David Selbourne has got it right. In a recent pamphlet, Moral Evasion, he lists the eleven arguments now regularly deployed to sabotage any attempt to make moral judgements. They are: There's nothing you can do about it. It's never been any different. There's no quick fix. It's the price of a free society. You must move with the tide. You can't turn back the clock. The problem is much more complex than you think. It's beyond the reach of the law. You are focussing on the wrong issue. Who are you to talk? Everyone's doing it, so how can you object?
The result is one of the strangest cultural moments in history. What other ages found offensive - crudity, incivility, obscenity, blasphemy - are today so commonplace as to be routine. Meanwhile, what other generations saw as essential to civilisation - moral judgement, the capacity to discriminate between right and wrong - has become not just controversial but taboo. Merely to suggest that there may be some ways of life more gracious, honourable, decent, benign or just plain good than others is to risk accusations of judgementalism and moral panic. Hell hath no fury like a relativist scorned.
So it's worth reminding ourselves why every other age than ours has cherished moral wisdom. It's not because people wished to interfere in what others do in private. That may sometimes have happened, but it's not what morality is about. It's because life is short, and the bill for our mistakes is long. A child may bear the scars of a broken family for a lifetime. Trust, once broken, is hard to repair. An impulsive word can destroy a friendship. A single act of folly may wreck a career. Not everything we want to do, ought we to do. Our own happiness - let alone civilisation itself - depends on our ability to hold desire in check, restrained by thoughts of long term consequences and consideration for other people. That is where the moral sense is born.

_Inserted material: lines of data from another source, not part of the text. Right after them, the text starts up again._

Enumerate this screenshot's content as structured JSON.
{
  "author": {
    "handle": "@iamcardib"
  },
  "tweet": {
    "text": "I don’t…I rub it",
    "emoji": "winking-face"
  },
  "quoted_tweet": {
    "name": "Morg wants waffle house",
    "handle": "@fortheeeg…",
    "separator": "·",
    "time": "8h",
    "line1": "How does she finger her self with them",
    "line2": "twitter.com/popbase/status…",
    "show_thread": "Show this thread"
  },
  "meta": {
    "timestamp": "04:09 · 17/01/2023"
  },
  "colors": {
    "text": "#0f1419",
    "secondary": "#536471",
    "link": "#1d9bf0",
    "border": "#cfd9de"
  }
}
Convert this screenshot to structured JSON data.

It doesn't come naturally. Morality is not genetically coded. It is not hard-wired into our brain. That is what gives us our unique evolutionary advantage. Homo sapiens is the animal that learns. And we learn cumulatively, by not having to start afresh in each generation. Instead, through families and schools, we pass on the wisdom of the past, experience often bought at a high price. What makes humanity different from other life forms is our ability to think beyond the present. We remember what worked and what failed. We are capable of envisaging a different and better world. We can tell the difference between what is and what ought to be. We also know that, whatever world we seek, we can't make it alone. Therefore we need to create a shared language of the imagination together with relationships of trust.
So, at most times most societies have invested vast energies in the institutions through which children learn how best to behave - families, schools, public codes of behaviour, together with the stories, songs and canonical texts through which a culture conveys its memories and ideals.

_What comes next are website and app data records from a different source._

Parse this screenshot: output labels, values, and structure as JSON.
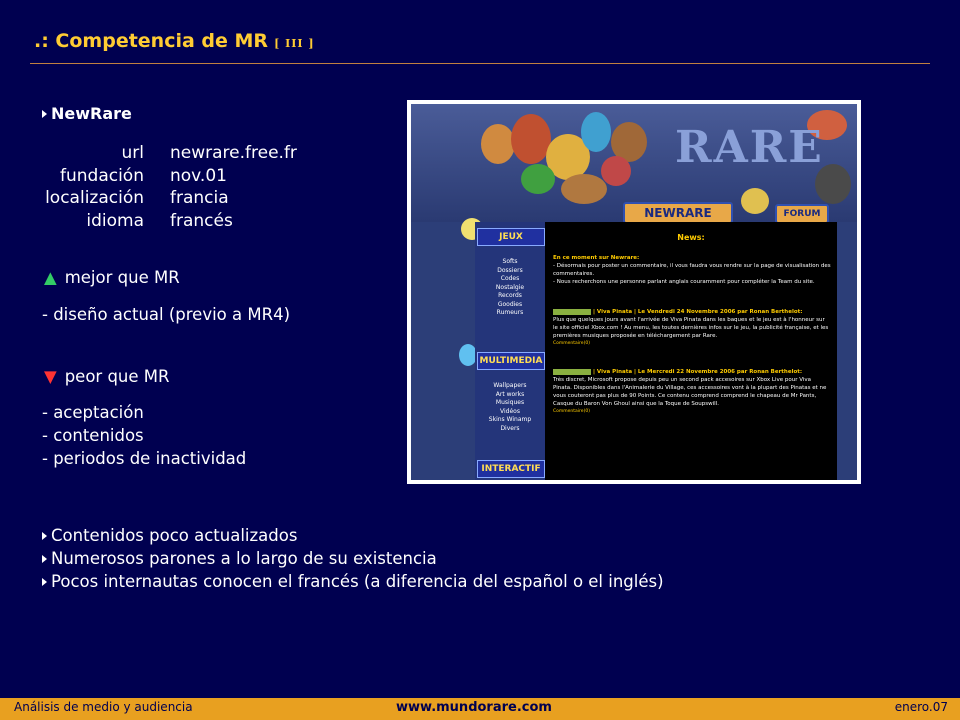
{
  "header": {
    "title": ".: Competencia de MR",
    "tag": "[ III ]"
  },
  "site": {
    "name": "NewRare",
    "info": [
      {
        "key": "url",
        "value": "newrare.free.fr"
      },
      {
        "key": "fundación",
        "value": "nov.01"
      },
      {
        "key": "localización",
        "value": "francia"
      },
      {
        "key": "idioma",
        "value": "francés"
      }
    ]
  },
  "better": {
    "icon": "triangle-up-icon",
    "heading": "mejor que MR",
    "items": [
      "- diseño actual (previo a MR4)"
    ]
  },
  "worse": {
    "icon": "triangle-down-icon",
    "heading": "peor que MR",
    "items": [
      "- aceptación",
      "- contenidos",
      "- periodos de inactividad"
    ]
  },
  "conclusions": [
    "Contenidos poco actualizados",
    "Numerosos parones a lo largo de su existencia",
    "Pocos internautas conocen el francés (a diferencia del español o el inglés)"
  ],
  "screenshot": {
    "logo": "RARE",
    "tab_newrare": "NEWRARE",
    "tab_forum": "FORUM",
    "side_jeux": "JEUX",
    "side_jeux_links": [
      "Softs",
      "Dossiers",
      "Codes",
      "Nostalgie",
      "Records",
      "Goodies",
      "Rumeurs"
    ],
    "side_multimedia": "MULTIMEDIA",
    "side_multimedia_links": [
      "Wallpapers",
      "Art works",
      "Musiques",
      "Vidéos",
      "Skins Winamp",
      "Divers"
    ],
    "side_interactif": "INTERACTIF",
    "news_title": "News:",
    "intro_heading": "En ce moment sur Newrare:",
    "intro_line1": "- Désormais pour poster un commentaire, il vous faudra vous rendre sur la page de visualisation des commentaires.",
    "intro_line2": "- Nous recherchons une personne parlant anglais couramment pour compléter la Team du site.",
    "post1_header": "| Viva Pinata | Le Vendredi 24 Novembre 2006 par Ronan Berthelot:",
    "post1_body": "Plus que quelques jours avant l'arrivée de Viva Pinata dans les baques et le jeu est à l'honneur sur le site officiel Xbox.com ! Au menu, les toutes dernières infos sur le jeu, la publicité française, et les premières musiques proposée en téléchargement par Rare.",
    "post1_comments": "Commentaire(0)",
    "post2_header": "| Viva Pinata | Le Mercredi 22 Novembre 2006 par Ronan Berthelot:",
    "post2_body": "Très discret, Microsoft propose depuis peu un second pack accesoires sur Xbox Live pour Viva Pinata. Disponibles dans l'Animalerie du Village, ces accessoires vont à la plupart des Pinatas et ne vous couteront pas plus de 90 Points. Ce contenu comprend comprend le chapeau de Mr Pants, Casque du Baron Von Ghoul ainsi que la Toque de Soupswill.",
    "post2_comments": "Commentaire(0)"
  },
  "footer": {
    "left": "Análisis de medio y audiencia",
    "center": "www.mundorare.com",
    "right": "enero.07"
  }
}
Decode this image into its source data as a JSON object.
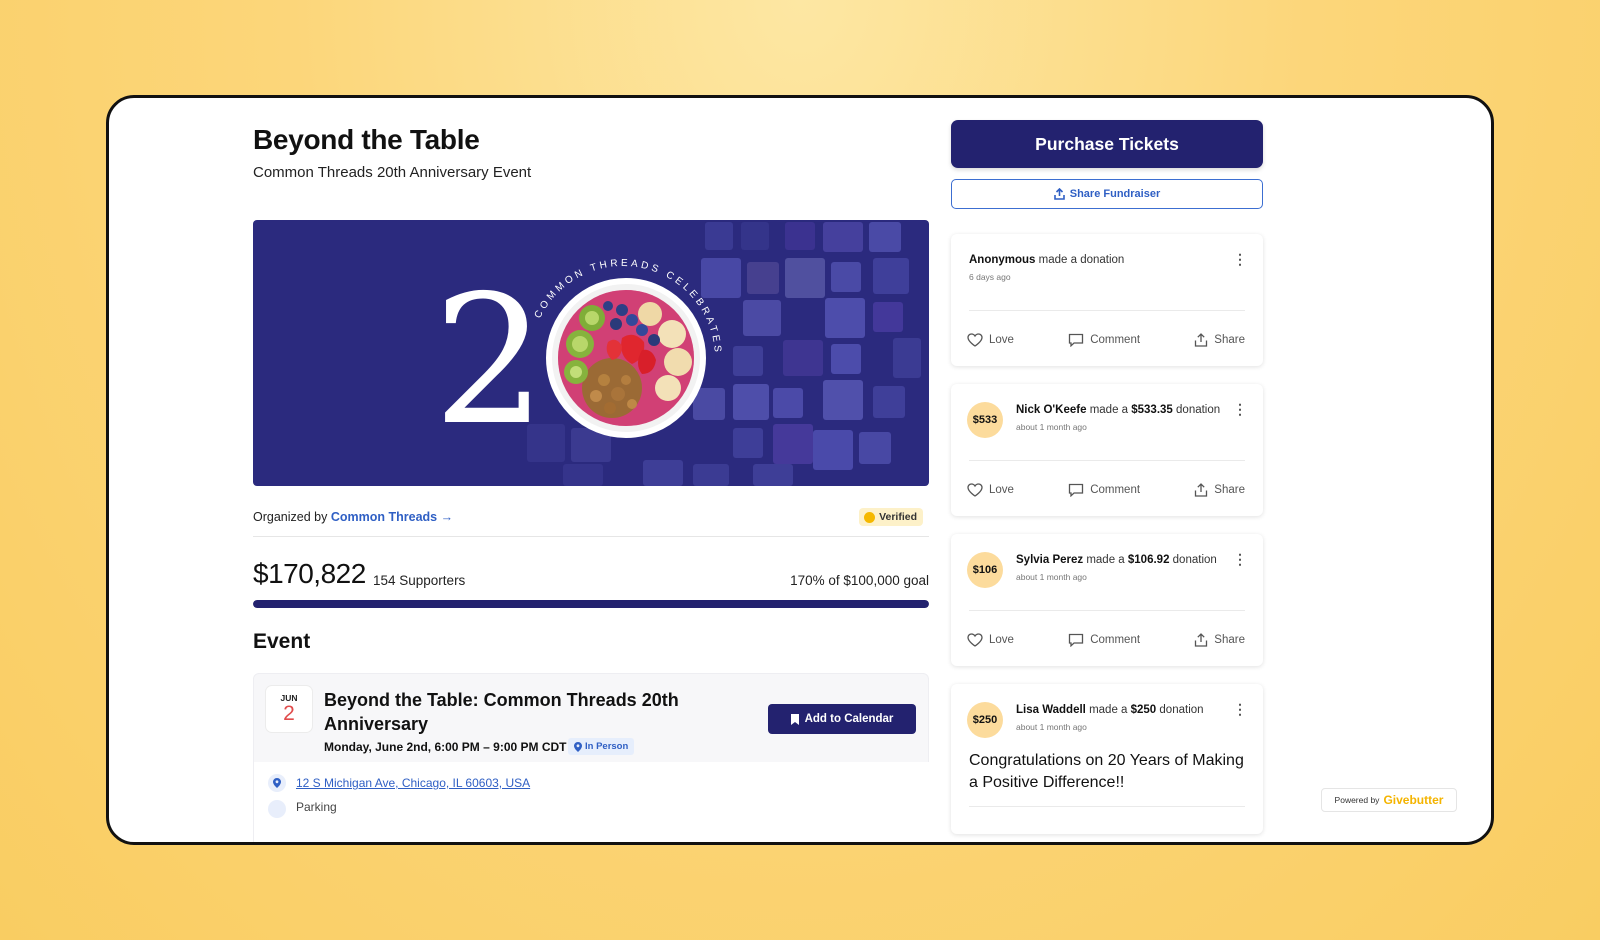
{
  "header": {
    "title": "Beyond the Table",
    "subtitle": "Common Threads 20th Anniversary Event"
  },
  "banner": {
    "big_number": "20",
    "ring_text": "COMMON THREADS CELEBRATES",
    "colors": {
      "background": "#2b2a7e"
    }
  },
  "organizer": {
    "prefix": "Organized by",
    "name": "Common Threads",
    "arrow": "→",
    "verified_label": "Verified"
  },
  "fundraising": {
    "amount": "$170,822",
    "supporters": "154 Supporters",
    "goal_text": "170% of $100,000 goal",
    "progress": 1.0
  },
  "event": {
    "heading": "Event",
    "month": "JUN",
    "day": "2",
    "title": "Beyond the Table: Common Threads 20th Anniversary",
    "time": "Monday, June 2nd, 6:00 PM – 9:00 PM CDT",
    "badge": "In Person",
    "add_to_calendar": "Add to Calendar",
    "address": "12 S Michigan Ave, Chicago, IL 60603, USA",
    "more": "Parking"
  },
  "sidebar": {
    "purchase_label": "Purchase Tickets",
    "share_label": "Share Fundraiser",
    "activity": [
      {
        "name": "Anonymous",
        "text": " made a donation",
        "amount": "",
        "suffix": "",
        "when": "6 days ago",
        "avatar": "",
        "message": ""
      },
      {
        "name": "Nick O'Keefe",
        "text": " made a ",
        "amount": "$533.35",
        "suffix": " donation",
        "when": "about 1 month ago",
        "avatar": "$533",
        "message": ""
      },
      {
        "name": "Sylvia Perez",
        "text": " made a ",
        "amount": "$106.92",
        "suffix": " donation",
        "when": "about 1 month ago",
        "avatar": "$106",
        "message": ""
      },
      {
        "name": "Lisa Waddell",
        "text": " made a ",
        "amount": "$250",
        "suffix": " donation",
        "when": "about 1 month ago",
        "avatar": "$250",
        "message": "Congratulations on 20 Years of Making a Positive Difference!!"
      }
    ],
    "actions": {
      "love": "Love",
      "comment": "Comment",
      "share": "Share"
    }
  },
  "footer": {
    "powered_by": "Powered by",
    "brand": "Givebutter"
  },
  "colors": {
    "accent": "#23226f",
    "link": "#2f5fc4",
    "page_bg": "#fcd67a",
    "avatar_bg": "#fcdb9c"
  }
}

Reducing morality to private choice is as absurd as the idea that we can each invent our own treatments to cure disease and that the existence of doctors is a threat to our autonomy. So ignore the critics. David Selbourne is right. Moral wisdom is never certain or complete, any more than medicine is certain or complete. But it is something we inherit and learn and share. Above all it is something we are right to teach our children. - Jonathan Sachs
"We are capable of envisaging a different and better world."ReplyDelete
Theoretically.Faced by the environmental holocaust, governments and the governed continue to pursue not happiness but wealth. While the EU dumps fresh food to keep prices high, continents starve. The stock exchange is no longer a place where companies find investment for improvement but a fish bowl prozled by speculative sharks. The entire system has become utterly immoral.